▸ The task
Could you copy the records below exactly, leaving out any pictures they include?

▸ Source data
########################################

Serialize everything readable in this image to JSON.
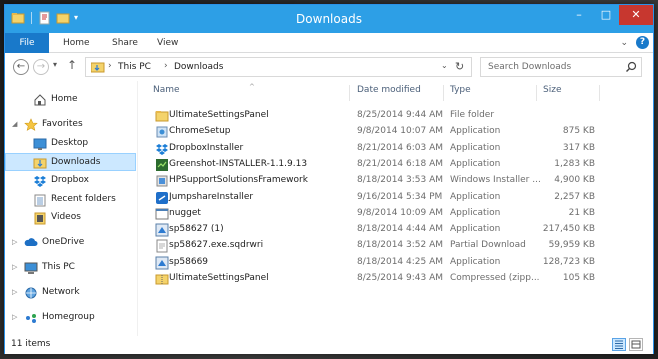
{
  "window": {
    "title": "Downloads"
  },
  "window_controls": {
    "minimize": "–",
    "maximize": "□",
    "close": "✕"
  },
  "ribbon": {
    "tabs": [
      "File",
      "Home",
      "Share",
      "View"
    ]
  },
  "address": {
    "crumbs": [
      "This PC",
      "Downloads"
    ],
    "search_placeholder": "Search Downloads"
  },
  "nav": {
    "items": [
      {
        "label": "Home",
        "icon": "home-icon"
      },
      {
        "label": "Favorites",
        "icon": "star-icon"
      },
      {
        "label": "Desktop",
        "icon": "desktop-icon"
      },
      {
        "label": "Downloads",
        "icon": "downloads-folder-icon"
      },
      {
        "label": "Dropbox",
        "icon": "dropbox-icon"
      },
      {
        "label": "Recent folders",
        "icon": "recent-folders-icon"
      },
      {
        "label": "Videos",
        "icon": "videos-icon"
      },
      {
        "label": "OneDrive",
        "icon": "cloud-icon"
      },
      {
        "label": "This PC",
        "icon": "computer-icon"
      },
      {
        "label": "Network",
        "icon": "network-icon"
      },
      {
        "label": "Homegroup",
        "icon": "homegroup-icon"
      }
    ]
  },
  "columns": {
    "name": "Name",
    "date": "Date modified",
    "type": "Type",
    "size": "Size"
  },
  "files": [
    {
      "name": "UltimateSettingsPanel",
      "date": "8/25/2014 9:44 AM",
      "type": "File folder",
      "size": "",
      "icon": "folder-icon"
    },
    {
      "name": "ChromeSetup",
      "date": "9/8/2014 10:07 AM",
      "type": "Application",
      "size": "875 KB",
      "icon": "installer-icon"
    },
    {
      "name": "DropboxInstaller",
      "date": "8/21/2014 6:03 AM",
      "type": "Application",
      "size": "317 KB",
      "icon": "dropbox-icon"
    },
    {
      "name": "Greenshot-INSTALLER-1.1.9.13",
      "date": "8/21/2014 6:18 AM",
      "type": "Application",
      "size": "1,283 KB",
      "icon": "greenshot-icon"
    },
    {
      "name": "HPSupportSolutionsFramework",
      "date": "8/18/2014 3:53 AM",
      "type": "Windows Installer ...",
      "size": "4,900 KB",
      "icon": "msi-icon"
    },
    {
      "name": "JumpshareInstaller",
      "date": "9/16/2014 5:34 PM",
      "type": "Application",
      "size": "2,257 KB",
      "icon": "jumpshare-icon"
    },
    {
      "name": "nugget",
      "date": "9/8/2014 10:09 AM",
      "type": "Application",
      "size": "21 KB",
      "icon": "app-icon"
    },
    {
      "name": "sp58627 (1)",
      "date": "8/18/2014 4:44 AM",
      "type": "Application",
      "size": "217,450 KB",
      "icon": "setup-icon"
    },
    {
      "name": "sp58627.exe.sqdrwri",
      "date": "8/18/2014 3:52 AM",
      "type": "Partial Download",
      "size": "59,959 KB",
      "icon": "partial-download-icon"
    },
    {
      "name": "sp58669",
      "date": "8/18/2014 4:25 AM",
      "type": "Application",
      "size": "128,723 KB",
      "icon": "setup-icon"
    },
    {
      "name": "UltimateSettingsPanel",
      "date": "8/25/2014 9:43 AM",
      "type": "Compressed (zipp...",
      "size": "105 KB",
      "icon": "zip-folder-icon"
    }
  ],
  "status": {
    "count": "11 items"
  },
  "colors": {
    "titlebar": "#2d9fe6",
    "file_tab": "#1979ca",
    "selection": "#cce8ff",
    "close": "#c7372f"
  }
}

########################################

▸ Your solution
Serialize everything readable in this image to JSON.
{
  "window": {
    "title": "Downloads"
  },
  "window_controls": {
    "minimize": "–",
    "maximize": "□",
    "close": "✕"
  },
  "ribbon": {
    "tabs": [
      "File",
      "Home",
      "Share",
      "View"
    ]
  },
  "address": {
    "crumbs": [
      "This PC",
      "Downloads"
    ],
    "search_placeholder": "Search Downloads"
  },
  "nav": {
    "items": [
      {
        "label": "Home",
        "icon": "home-icon"
      },
      {
        "label": "Favorites",
        "icon": "star-icon"
      },
      {
        "label": "Desktop",
        "icon": "desktop-icon"
      },
      {
        "label": "Downloads",
        "icon": "downloads-folder-icon"
      },
      {
        "label": "Dropbox",
        "icon": "dropbox-icon"
      },
      {
        "label": "Recent folders",
        "icon": "recent-folders-icon"
      },
      {
        "label": "Videos",
        "icon": "videos-icon"
      },
      {
        "label": "OneDrive",
        "icon": "cloud-icon"
      },
      {
        "label": "This PC",
        "icon": "computer-icon"
      },
      {
        "label": "Network",
        "icon": "network-icon"
      },
      {
        "label": "Homegroup",
        "icon": "homegroup-icon"
      }
    ]
  },
  "columns": {
    "name": "Name",
    "date": "Date modified",
    "type": "Type",
    "size": "Size"
  },
  "files": [
    {
      "name": "UltimateSettingsPanel",
      "date": "8/25/2014 9:44 AM",
      "type": "File folder",
      "size": "",
      "icon": "folder-icon"
    },
    {
      "name": "ChromeSetup",
      "date": "9/8/2014 10:07 AM",
      "type": "Application",
      "size": "875 KB",
      "icon": "installer-icon"
    },
    {
      "name": "DropboxInstaller",
      "date": "8/21/2014 6:03 AM",
      "type": "Application",
      "size": "317 KB",
      "icon": "dropbox-icon"
    },
    {
      "name": "Greenshot-INSTALLER-1.1.9.13",
      "date": "8/21/2014 6:18 AM",
      "type": "Application",
      "size": "1,283 KB",
      "icon": "greenshot-icon"
    },
    {
      "name": "HPSupportSolutionsFramework",
      "date": "8/18/2014 3:53 AM",
      "type": "Windows Installer ...",
      "size": "4,900 KB",
      "icon": "msi-icon"
    },
    {
      "name": "JumpshareInstaller",
      "date": "9/16/2014 5:34 PM",
      "type": "Application",
      "size": "2,257 KB",
      "icon": "jumpshare-icon"
    },
    {
      "name": "nugget",
      "date": "9/8/2014 10:09 AM",
      "type": "Application",
      "size": "21 KB",
      "icon": "app-icon"
    },
    {
      "name": "sp58627 (1)",
      "date": "8/18/2014 4:44 AM",
      "type": "Application",
      "size": "217,450 KB",
      "icon": "setup-icon"
    },
    {
      "name": "sp58627.exe.sqdrwri",
      "date": "8/18/2014 3:52 AM",
      "type": "Partial Download",
      "size": "59,959 KB",
      "icon": "partial-download-icon"
    },
    {
      "name": "sp58669",
      "date": "8/18/2014 4:25 AM",
      "type": "Application",
      "size": "128,723 KB",
      "icon": "setup-icon"
    },
    {
      "name": "UltimateSettingsPanel",
      "date": "8/25/2014 9:43 AM",
      "type": "Compressed (zipp...",
      "size": "105 KB",
      "icon": "zip-folder-icon"
    }
  ],
  "status": {
    "count": "11 items"
  },
  "colors": {
    "titlebar": "#2d9fe6",
    "file_tab": "#1979ca",
    "selection": "#cce8ff",
    "close": "#c7372f"
  }
}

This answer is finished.